With the virtual uses and changing of language online it’s important we note how we are using the @ symbol in our name and in the things we are creating and writing. For many of you this is “common knowledge,” but the reality is that some folks have not ever really thought about why this symbol is important.
We think the @ symbol is important because it represents gender neutrality, gender inclusion, and disrupts the misogynistic ways language privileges men, masculinity, and things that are considered “male.”As many Latin@ scholars have stated and argued, especially Anzaldua, “Language is a male discourse” (p. 54, Borderlands/La Frontera). In the Spanish language, grammatically, if there is one man present in a room or area filled with women (a man of any age, a boy, a child, etc.) instead of using the “feminine” form of the language often using an “a” (i.e. una or nosotras) a masculine “o” is used (i.e. nosotros or the absence of the “a” such as un).
Utilizing the @ in this way challenges these grammatical “rules” that are embedded in a legacy of privileging men, masculinity and maleness. It is also part of a legacy that includes and recognizes our gender queer and trans* community members versus erasing them by constantly using a language embedded in a gender binary/dichotomy.
The @ is useful not only in discussing Latinidad, but also discussing how Blackness and African identity intersects as well. Often when we see terms discussing LatiNegr@s in various ways and using other self-identifiers they are still using a masculine version of “Afro” such as “Afro-Latin@”. This is a preference by some, and I’d like to argue this is also a way of privileging men and masculinity in the English language. Afr@Latin@ is a valid term and form to use when discussing our identities as well. Just as AfraLatina is valid. Why must the African in us also remain masculine?
The questions still exist of how to actually speak the @ sign and this has yet to really be resolved. How have others negotiated this?
(written by Bianca)
I remember discussing this in Queer Studies last year, especially Anzaldua’s writings. I believe the @ sign allows for the reader to read the word how they most prefer. In this case, it gives the reader and the writer the most agency possible within the limitations of language.
“Men are afraid women will laugh at them. Women are afraid men will kill them.” -Margaret Atwood

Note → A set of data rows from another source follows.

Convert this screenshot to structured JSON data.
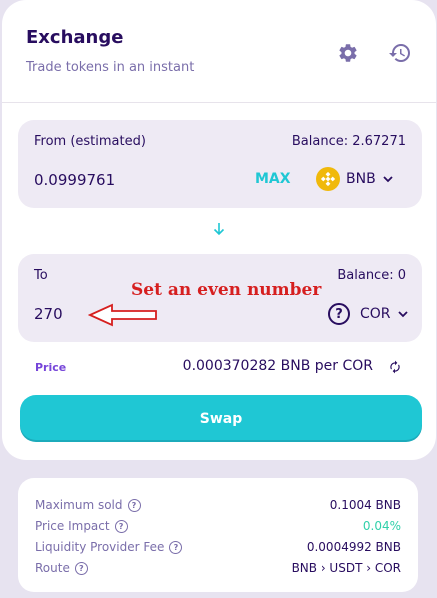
{
  "header": {
    "title": "Exchange",
    "subtitle": "Trade tokens in an instant"
  },
  "icons": {
    "settings": "gear-icon",
    "history": "history-icon",
    "switch": "arrow-down-icon",
    "refresh": "refresh-icon"
  },
  "from": {
    "label": "From (estimated)",
    "balance": "Balance: 2.67271",
    "amount": "0.0999761",
    "max_label": "MAX",
    "token": "BNB"
  },
  "to": {
    "label": "To",
    "balance": "Balance: 0",
    "amount": "270",
    "token": "COR"
  },
  "annotation": {
    "text": "Set an even number"
  },
  "price": {
    "label": "Price",
    "value": "0.000370282 BNB per COR"
  },
  "swap": {
    "label": "Swap"
  },
  "details": [
    {
      "label": "Maximum sold",
      "value": "0.1004 BNB"
    },
    {
      "label": "Price Impact",
      "value": "0.04%"
    },
    {
      "label": "Liquidity Provider Fee",
      "value": "0.0004992 BNB"
    },
    {
      "label": "Route",
      "value": "BNB › USDT › COR"
    }
  ],
  "colors": {
    "accent": "#1fc7d4",
    "text": "#280d5f",
    "secondary": "#7a6eaa",
    "success": "#31d0aa",
    "bnb": "#f0b90b",
    "annotation": "#d61f1f"
  }
}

Reblogging for the Atwood quote, which is showing its truthiness right here.
so, women have privilege because we call men creepy. ok. that makes sense…in backwards land.
creep shaming. bahaha. baha. BAHAHAHAHAHAHAHAHAHAHAHAHAHAHAHHAHA.
here’s teh thing, cis dudebros.
stop raping us in disproportionate numbers and stop assuming we’re your sexual property. also, stop cat-calling.
and we’ll magically stop ‘creep shaming’ you.
it’s funny how i don’t creep shame guys from my church as they are comfortable with the mode of physical contact i am and they treat me like (gosh) a human being, not a vagina. ( i realize thatn ot all churchdudes are like this, i’m just citing mine).
commentary is relevant as fuck
Once I drew a picture that was creep shaming and people were like “BUT WHAT IF I’M A CREEP” and I was like “argh I don’t want to upset people but I DO NOT WANT CREEPS NEAR ME I HAVE ALREADY BEEN FUCKED UP BY CREEPS AND YEAH.”
PROUD MISANDRIST AND CREEPIST.
bbbbbbbbbbbbbbbbbasically. maybe if you listened when I said “no” then I wouldn’t think you were creepy. maybe if you weren’t trying to tell me what you would “do to me” at 3am when I’m alone in a parking lot I wouldn’t call you creepy.
but you are creepy. so suck it the fuck up.
SO I CREEP
JUST KEEP IT ON THE DOWN LOW
CAUSE NO ONE IS SUPPOSED TO KNOW-OHHH
Is this a thing? Like, is this real? Like, what in the fuck?
creep shamer 4 life
Ha. Nice try…..
Whaaaaaat? Really? You think you are oppressed because someone calls you a creep? Get outta here…
[TW warning: anti-trans bigotry and violence]
The following is a piece I wrote for a zine, QUAC , about the topic of Queer Violence
Queer People Not My People
I expected to lose a lot transitioning from a gay identified boy to a trans woman. I’ve lost family, once-called “best friends”, and the ability to find a man on A4A for some anonymous one night stands. What I didn’t expect was the loss of queer communities as a safe space for me. I once idolized queer spaces, now I always enter them in trepidation, even the ones I’ve helped build and maintain. I write this piece still reeling at how much anger I felt last night, still picking out the tear-dried clumps of mascara from my eyes. It’s the slow realization that I am often the only trans woman in the room, and that queer people love throw around my identity as part of their little acronym, but would rather not hear from me.
This is another personal account of being transgender and meeting resistance from the rest of the gay community. ~Allegra